Since she was dismissed on Friday by the unanimous verdict of the country's constitutional court over a vast corruption scandal, Park has remained silent. She has also remained in the home that is, technically, only for active rulers.
The former president is obliged to move out of the Blue House (Cheong Wa Dae), where she has been secluded for more than 90 days, since the National Assembly voted for her impeachment in October.
Park's aide told Yonhap news agency that she will leave Cheong Wa Dae and move to her private two-story house in prosperous Samseong-dong in southern Seoul in a couple of days. Park's private home has been left vacant since her inauguration in February 2013 and needs repairs and cleaning to accommodate her and her security detail.
"The president was apparently stunned at the ruling," the aide was quoted as saying. "She wants to keep to herself for a while."
Unmoved, Lee has filed a petition with the Jongno Police Station urging to immediately remove Park from the residence by force.
"She is no longer the President and she is obliged to leave Cheong Wa Dae," he said.
"Cheong Wa Dae is an extremely confidential facility that can only be open to authorized personnel. With Park, that is no longer the case."
On social networks, Korean citizens are comparing Park's behavior with that of the country's ninth president, Roh Moo-hyun.

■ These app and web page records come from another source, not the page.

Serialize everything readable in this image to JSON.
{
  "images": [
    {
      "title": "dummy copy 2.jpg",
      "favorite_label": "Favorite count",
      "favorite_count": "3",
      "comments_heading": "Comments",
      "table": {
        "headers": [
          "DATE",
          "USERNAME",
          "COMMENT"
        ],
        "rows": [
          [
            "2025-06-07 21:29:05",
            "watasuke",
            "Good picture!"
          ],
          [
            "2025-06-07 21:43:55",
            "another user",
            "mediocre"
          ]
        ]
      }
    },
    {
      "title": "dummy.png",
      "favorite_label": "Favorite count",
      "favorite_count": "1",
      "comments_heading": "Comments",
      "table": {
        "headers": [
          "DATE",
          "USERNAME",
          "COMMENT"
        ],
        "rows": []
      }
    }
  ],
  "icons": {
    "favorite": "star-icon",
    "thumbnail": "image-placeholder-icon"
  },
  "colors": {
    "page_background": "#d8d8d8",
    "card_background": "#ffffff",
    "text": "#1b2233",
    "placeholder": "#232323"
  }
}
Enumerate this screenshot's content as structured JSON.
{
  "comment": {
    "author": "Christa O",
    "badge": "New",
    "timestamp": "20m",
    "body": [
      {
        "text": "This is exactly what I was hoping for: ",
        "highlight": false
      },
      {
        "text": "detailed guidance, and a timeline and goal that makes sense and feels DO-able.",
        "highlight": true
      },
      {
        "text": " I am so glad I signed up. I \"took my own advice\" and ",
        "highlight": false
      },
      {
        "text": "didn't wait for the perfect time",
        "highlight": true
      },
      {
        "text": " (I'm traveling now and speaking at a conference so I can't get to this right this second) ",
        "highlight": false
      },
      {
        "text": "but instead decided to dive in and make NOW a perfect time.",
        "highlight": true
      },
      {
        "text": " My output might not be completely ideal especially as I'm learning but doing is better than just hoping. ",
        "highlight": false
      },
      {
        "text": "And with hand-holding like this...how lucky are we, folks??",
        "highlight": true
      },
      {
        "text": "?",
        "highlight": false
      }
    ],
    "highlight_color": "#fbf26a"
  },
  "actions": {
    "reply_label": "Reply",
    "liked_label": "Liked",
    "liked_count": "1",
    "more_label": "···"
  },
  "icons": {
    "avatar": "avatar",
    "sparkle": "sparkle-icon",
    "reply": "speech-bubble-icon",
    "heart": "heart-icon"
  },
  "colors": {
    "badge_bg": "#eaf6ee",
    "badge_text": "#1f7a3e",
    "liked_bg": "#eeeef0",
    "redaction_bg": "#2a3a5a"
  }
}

Roh committed suicide on May 23, 2009, by jumping from a mountain cliff behind his home. He was being investigated for corruption. In his suicide note he apologized to the nation, saying "there are too many people suffering because of me."